Work required ::
In the following listing, find the lines containing "Aroon" and report them.

>>

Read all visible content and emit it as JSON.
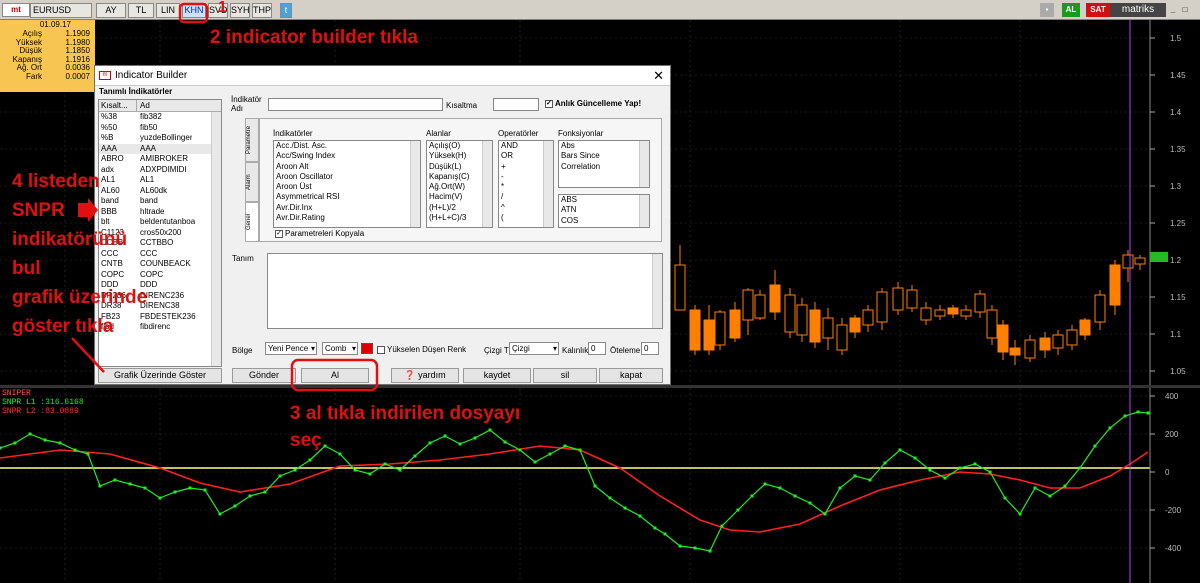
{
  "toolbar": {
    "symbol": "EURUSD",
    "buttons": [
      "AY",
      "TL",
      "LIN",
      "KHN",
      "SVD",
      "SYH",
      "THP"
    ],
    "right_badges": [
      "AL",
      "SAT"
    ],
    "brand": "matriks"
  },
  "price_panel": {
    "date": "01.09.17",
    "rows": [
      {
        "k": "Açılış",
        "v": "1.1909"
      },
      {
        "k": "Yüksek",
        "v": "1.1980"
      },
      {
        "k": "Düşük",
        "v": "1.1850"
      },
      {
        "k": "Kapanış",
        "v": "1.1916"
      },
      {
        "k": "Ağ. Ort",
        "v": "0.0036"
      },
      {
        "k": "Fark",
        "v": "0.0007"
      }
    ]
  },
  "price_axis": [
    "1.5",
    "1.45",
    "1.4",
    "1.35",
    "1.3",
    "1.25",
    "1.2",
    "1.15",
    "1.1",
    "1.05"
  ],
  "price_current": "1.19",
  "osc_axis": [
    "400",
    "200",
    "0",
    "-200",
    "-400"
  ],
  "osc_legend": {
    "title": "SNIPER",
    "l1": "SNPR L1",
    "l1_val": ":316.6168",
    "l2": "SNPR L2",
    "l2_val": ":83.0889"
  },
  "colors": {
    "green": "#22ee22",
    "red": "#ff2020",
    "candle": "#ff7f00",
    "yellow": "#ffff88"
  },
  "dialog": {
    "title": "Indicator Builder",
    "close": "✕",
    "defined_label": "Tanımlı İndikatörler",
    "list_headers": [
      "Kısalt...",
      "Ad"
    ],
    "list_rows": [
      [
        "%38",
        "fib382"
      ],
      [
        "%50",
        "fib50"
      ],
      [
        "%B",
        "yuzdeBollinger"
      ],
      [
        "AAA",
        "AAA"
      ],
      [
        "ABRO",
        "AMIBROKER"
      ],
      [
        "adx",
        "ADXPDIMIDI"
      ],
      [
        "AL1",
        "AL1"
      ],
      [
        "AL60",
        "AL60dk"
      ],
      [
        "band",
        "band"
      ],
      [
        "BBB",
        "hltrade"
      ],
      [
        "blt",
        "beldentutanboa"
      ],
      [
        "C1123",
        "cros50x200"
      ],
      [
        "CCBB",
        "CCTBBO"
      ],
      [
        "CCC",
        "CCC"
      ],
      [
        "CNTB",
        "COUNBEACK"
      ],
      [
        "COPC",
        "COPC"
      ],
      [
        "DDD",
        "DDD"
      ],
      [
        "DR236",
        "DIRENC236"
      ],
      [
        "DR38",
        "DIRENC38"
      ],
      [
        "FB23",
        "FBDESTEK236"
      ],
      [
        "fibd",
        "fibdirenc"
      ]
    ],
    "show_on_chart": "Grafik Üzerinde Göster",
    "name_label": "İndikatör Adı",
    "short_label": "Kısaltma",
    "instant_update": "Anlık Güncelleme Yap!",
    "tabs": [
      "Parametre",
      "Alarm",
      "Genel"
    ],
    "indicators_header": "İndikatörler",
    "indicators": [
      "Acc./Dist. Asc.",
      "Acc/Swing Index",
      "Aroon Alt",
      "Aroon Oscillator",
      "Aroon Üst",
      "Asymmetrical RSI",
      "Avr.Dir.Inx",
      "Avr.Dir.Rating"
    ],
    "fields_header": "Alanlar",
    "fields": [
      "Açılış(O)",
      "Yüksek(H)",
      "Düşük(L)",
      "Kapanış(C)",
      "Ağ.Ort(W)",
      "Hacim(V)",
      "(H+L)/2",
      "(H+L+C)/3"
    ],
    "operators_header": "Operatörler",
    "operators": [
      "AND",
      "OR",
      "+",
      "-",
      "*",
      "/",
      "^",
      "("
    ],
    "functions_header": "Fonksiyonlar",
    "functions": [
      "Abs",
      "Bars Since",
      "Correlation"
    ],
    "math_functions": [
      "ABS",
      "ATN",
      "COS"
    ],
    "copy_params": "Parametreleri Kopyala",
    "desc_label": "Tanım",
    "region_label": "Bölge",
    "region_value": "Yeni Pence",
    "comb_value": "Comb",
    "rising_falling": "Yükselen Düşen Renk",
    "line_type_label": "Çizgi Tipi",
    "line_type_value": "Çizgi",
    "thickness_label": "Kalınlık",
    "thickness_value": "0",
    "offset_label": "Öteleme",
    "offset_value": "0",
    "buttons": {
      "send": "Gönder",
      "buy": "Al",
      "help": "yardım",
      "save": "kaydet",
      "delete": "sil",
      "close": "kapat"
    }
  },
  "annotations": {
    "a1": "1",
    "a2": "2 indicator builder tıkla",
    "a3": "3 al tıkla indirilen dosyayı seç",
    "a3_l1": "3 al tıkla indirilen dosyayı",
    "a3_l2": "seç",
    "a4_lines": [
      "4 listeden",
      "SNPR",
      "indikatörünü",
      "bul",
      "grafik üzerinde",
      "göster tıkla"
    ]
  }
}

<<
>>

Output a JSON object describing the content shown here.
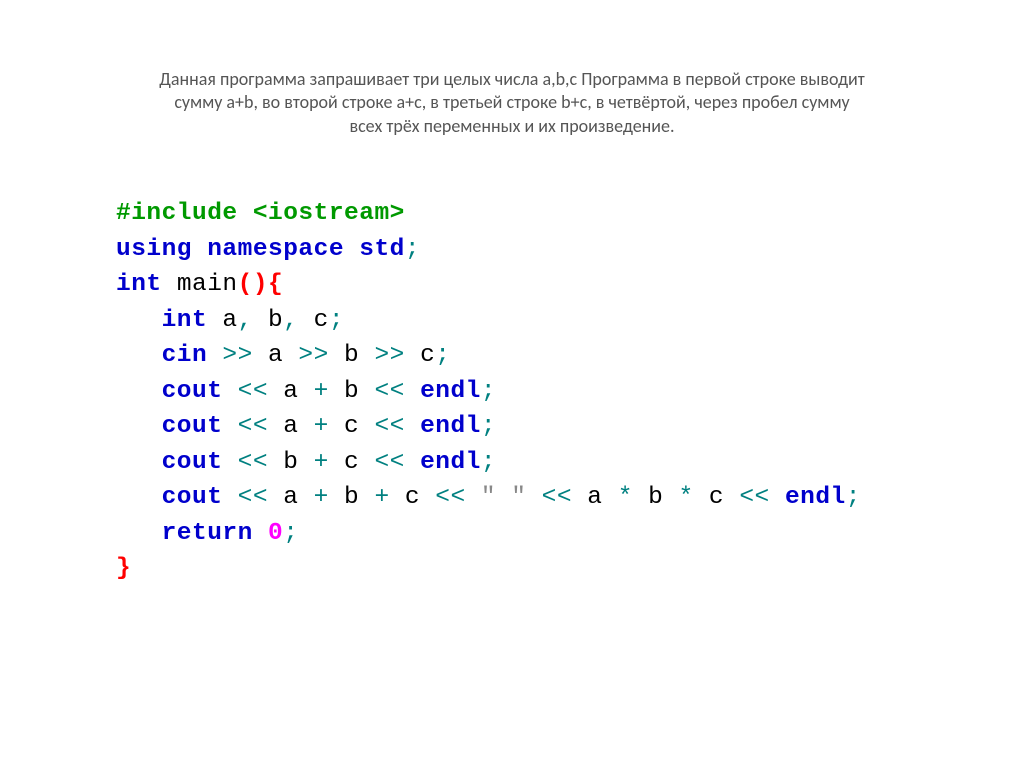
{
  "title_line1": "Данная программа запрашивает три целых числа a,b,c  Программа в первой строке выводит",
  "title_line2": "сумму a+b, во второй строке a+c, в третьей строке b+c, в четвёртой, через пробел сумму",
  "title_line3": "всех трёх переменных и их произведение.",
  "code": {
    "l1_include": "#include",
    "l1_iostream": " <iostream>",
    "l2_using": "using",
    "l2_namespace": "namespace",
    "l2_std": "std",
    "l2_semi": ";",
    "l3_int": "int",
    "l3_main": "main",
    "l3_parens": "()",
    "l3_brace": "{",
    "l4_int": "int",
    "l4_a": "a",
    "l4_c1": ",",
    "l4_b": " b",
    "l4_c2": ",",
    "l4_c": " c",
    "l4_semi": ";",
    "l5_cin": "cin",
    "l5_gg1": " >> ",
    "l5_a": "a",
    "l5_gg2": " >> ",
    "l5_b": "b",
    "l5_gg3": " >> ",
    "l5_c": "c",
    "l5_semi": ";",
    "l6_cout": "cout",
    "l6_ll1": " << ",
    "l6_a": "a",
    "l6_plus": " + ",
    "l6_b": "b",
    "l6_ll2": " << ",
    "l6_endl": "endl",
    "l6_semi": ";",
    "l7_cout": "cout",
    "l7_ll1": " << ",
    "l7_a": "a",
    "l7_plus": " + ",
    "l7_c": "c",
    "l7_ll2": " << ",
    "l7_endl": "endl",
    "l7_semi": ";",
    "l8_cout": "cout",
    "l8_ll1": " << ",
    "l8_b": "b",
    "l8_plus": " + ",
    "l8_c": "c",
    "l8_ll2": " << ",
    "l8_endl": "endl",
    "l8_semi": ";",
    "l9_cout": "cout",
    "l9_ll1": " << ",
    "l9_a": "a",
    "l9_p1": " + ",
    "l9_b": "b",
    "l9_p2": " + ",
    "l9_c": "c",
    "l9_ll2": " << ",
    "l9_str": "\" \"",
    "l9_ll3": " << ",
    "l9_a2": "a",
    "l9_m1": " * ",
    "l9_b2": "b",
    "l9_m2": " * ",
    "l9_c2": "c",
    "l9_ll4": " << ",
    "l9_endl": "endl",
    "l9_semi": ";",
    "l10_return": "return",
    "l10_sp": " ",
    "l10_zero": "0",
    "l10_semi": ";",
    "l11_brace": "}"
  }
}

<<
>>

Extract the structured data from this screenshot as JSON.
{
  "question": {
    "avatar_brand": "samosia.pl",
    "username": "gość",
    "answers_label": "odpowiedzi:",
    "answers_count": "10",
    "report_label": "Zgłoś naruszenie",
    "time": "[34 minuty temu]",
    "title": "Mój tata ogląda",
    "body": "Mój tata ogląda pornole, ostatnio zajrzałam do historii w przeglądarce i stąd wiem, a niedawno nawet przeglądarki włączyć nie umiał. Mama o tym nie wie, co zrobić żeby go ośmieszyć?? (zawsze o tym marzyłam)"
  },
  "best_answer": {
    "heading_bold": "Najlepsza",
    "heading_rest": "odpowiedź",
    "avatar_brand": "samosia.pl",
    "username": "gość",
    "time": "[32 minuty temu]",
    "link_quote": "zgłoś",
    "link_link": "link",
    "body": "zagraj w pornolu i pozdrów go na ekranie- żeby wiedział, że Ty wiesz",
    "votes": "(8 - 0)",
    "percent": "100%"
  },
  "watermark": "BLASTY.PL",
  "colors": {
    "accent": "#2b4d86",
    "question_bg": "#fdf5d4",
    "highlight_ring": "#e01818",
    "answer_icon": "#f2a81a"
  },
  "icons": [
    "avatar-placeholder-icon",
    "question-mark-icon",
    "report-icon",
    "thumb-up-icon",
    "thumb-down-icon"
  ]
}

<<

Output of the task ::
      "Aroon Alt",
      "Aroon Oscillator",
      "Aroon Üst",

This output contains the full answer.